Hurricane Ian is just the beginning

Climate change is making hurricanes stronger and more deadly


Courtesy of NBC News

Floridians sort through the rubble after Hurricane Ian destroyed their homes.

Natasha Heisenberg, Staff Columnist

On Tuesday, Sept. 27, Floridians braced for the worst as Hurricane Ian barreled towards the peninsula. Having obliterated the island of Cuba, fear grew as the storm consolidated, promising battering winds and ruthless rain.
The unpredictable nature of hurricanes quickly revealed that the “worst” residents were preparing for would not even approach the realized destruction Ian carried along with it. And as Hurricane Ian made landfall on Wednesday, Sept. 28 as a Category 4 hurricane, Florida reeled in the all-too-familiar confusion and chaos that the climate crisis has forced individuals across the world to confront.
As climate change has altered global weather patterns and increased the incidence of natural disasters, the intensity of these storms has worsened as well. Hurricane Ian is no exception — it is one of seven Category 4 or greater storms that can be defined as “rapid intensification events” that have impacted the United States since 2017.

Hurricane Ian has demonstrated what has become obvious: the earth does not have more time, and putting people in power who jeopardize environmental health for the illusion of economic prosperity is not viable.

Even despite the indisputable link between anthropogenic emissions and the climate crisis, Republican politicians are reluctant to acknowledge the role that humans play in the deterioration of the environment.
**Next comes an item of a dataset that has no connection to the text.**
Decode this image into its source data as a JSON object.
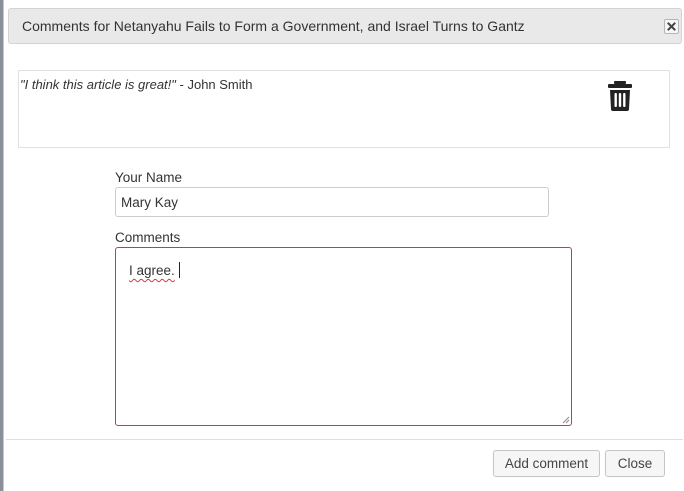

Many, including Florida Governor Ron DeSantis, only go as far as to accept federal payments for disaster relief, while dodging the root of the crisis and further attempting to deny aid to other states plagued with the same problems.
DeSantis described the scene following Hurricane Ian as a “biblical storm surge.” There is nothing divine or inevitable, however, about the increasingly common rate at which natural disasters are occurring due to anthropogenic greenhouse gas emissions. Nor is there anything righteous about continuing to deny the very real impacts of climate change, when DeSantis’s own constituents are among those bearing the heaviest burden from these storms.
Consistent with all aspects of the Climate Crisis, those suffering the worst effects due to natural disasters are marginalized communities: people of color, those of lower socioeconomic status and others without the resources to ensure their safety as the planet changes.
For those living in Florida, the most vulnerable individuals have experienced the brunt of the damage. This includes undocumented migrants, who often refrain from seeking aid following disasters out of fear of deportation. Moreover, communities already lacking adequate means to address the mounting crisis have been living without power, seen their homes flooded and had their lives torn from them without a proper governmental response.
In anticipation of the 2024 presidential election, theories surrounding both the Republican and Democratic candidates have been at the forefront of American politics. The notion that DeSantis may appear on the ballot is not a distant thought, yet observing his allegiance to perpetuating climate denial instead of his commitment to his constituents reveals his already-apparent negligence.
The day after Hurricane Ian swept through Florida, DeSantis appeared on Fox News, preaching against polarization while failing to acknowledge his identity among a party that has politicized the issue of environmental health to begin with.
Hurricane Ian has demonstrated what has become obvious: the earth does not have more time, and putting people in power who jeopardize environmental health for the illusion of economic prosperity is not viable. The common nature of such devastating disasters serves as a stark and foreboding reminder that the fate of the planet hinges upon the results of the next election, and mobilizing voters who understand the severity of the situation is integral to generating necessary progress.
For those beginning to rebuild their lives in the aftermath of Hurricane Ian, there is only one way forward. And as politicians watch from afar, unimpacted and unconcerned, it is up to those of future generations to cast their ballots in the name of climate justice.